Saved entries:
---+---

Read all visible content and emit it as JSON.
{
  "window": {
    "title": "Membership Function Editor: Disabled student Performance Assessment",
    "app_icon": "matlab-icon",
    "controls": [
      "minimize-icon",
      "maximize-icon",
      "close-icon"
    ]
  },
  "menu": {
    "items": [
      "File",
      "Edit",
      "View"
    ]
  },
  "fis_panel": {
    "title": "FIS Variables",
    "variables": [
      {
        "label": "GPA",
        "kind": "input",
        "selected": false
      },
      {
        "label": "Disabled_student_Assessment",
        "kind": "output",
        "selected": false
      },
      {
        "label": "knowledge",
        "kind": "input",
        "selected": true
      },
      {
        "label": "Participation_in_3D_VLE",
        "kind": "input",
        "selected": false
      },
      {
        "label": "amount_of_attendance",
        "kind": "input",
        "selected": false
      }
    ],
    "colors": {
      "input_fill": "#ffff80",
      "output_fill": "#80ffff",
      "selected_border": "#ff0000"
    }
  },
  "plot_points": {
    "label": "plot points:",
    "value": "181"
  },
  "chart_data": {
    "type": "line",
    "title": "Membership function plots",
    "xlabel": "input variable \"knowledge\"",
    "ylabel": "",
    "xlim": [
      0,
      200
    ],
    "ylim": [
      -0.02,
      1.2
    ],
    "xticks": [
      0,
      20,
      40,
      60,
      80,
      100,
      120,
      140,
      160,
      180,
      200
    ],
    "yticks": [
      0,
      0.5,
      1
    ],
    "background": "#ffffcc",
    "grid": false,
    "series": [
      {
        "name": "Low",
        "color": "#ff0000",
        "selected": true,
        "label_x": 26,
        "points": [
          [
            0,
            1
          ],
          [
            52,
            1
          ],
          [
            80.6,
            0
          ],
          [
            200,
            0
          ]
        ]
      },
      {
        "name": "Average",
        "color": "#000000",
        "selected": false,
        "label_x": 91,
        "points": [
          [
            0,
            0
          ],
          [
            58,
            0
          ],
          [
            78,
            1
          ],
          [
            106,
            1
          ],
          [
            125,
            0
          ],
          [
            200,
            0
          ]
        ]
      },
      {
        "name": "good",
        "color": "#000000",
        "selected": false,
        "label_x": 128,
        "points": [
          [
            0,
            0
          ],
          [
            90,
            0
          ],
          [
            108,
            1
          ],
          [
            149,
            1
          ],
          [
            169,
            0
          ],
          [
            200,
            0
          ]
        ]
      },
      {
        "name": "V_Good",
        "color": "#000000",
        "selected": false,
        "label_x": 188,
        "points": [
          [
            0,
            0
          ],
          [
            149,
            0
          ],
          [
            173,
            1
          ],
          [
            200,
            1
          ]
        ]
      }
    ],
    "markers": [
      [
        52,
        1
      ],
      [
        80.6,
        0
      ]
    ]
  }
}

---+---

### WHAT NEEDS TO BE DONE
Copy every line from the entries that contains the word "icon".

### ANSWER TO THIS TASK
    "app_icon": "matlab-icon",
      "minimize-icon",
      "maximize-icon",
      "close-icon"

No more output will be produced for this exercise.